Though they continue to receive telemetry from one cubesat, without the second they will be unable to do the radio astronomy and interferometry experiments planned.
The interferometry experiments would have seen the observations made simultaneously by the DSLWP/Longjiang microsatellites to be combined. The test would be verification of technology for a constellation of small, low-frequency radio astronomy satellites that would emulate a telescope with a size equal to the maximum separation between the satellites.
The Chang’e-4 mission could however see some interferometry tests carried out, with Queqiao carrying the Netherlands-China Low-frequency Explorer (NCLE) astronomy instrument, and a Low Frequency Spectrometer (LFS) on the Chang’e-4 lander, which is expected to launch in November or December, following testing of Queqiao.
All is not lost. The cubesat that still functions has a camera, built in Saudi Arabia, and if it takes and successfully transmits any pictures this will be a cubesat landmark, the first interplanetary images ever taken by a cubesat.
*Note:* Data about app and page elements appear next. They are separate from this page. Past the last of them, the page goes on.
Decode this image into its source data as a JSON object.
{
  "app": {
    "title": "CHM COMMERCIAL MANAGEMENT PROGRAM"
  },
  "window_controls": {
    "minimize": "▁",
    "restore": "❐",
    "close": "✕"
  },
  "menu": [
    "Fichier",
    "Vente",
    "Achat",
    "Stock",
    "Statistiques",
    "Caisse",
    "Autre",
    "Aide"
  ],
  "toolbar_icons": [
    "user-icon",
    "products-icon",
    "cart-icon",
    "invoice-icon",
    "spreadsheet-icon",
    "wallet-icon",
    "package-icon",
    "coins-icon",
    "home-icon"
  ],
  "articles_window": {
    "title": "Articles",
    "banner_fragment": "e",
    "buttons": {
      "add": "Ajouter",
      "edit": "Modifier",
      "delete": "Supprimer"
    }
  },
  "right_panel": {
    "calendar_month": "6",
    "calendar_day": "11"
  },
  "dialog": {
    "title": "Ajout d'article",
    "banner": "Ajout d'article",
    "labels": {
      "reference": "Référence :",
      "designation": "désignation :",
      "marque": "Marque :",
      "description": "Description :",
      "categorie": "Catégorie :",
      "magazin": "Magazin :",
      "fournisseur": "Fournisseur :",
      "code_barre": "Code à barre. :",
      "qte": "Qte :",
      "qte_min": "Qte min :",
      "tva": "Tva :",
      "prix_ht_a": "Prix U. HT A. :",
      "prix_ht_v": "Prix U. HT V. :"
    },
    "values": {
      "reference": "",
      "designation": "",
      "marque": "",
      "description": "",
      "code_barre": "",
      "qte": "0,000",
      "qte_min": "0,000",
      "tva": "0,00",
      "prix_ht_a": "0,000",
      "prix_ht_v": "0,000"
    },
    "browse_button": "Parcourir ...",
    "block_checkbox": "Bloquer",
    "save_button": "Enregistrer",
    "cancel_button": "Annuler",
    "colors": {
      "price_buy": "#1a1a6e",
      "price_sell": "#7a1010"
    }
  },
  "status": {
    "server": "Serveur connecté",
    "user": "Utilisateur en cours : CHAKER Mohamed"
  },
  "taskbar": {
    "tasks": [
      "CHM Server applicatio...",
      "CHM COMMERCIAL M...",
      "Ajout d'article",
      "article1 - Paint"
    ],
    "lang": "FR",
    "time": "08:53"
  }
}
Meanwhile, Queqiao Change’-4 is working as expected, laying the ground work for the launch of the Chang’e-4 lander later this year.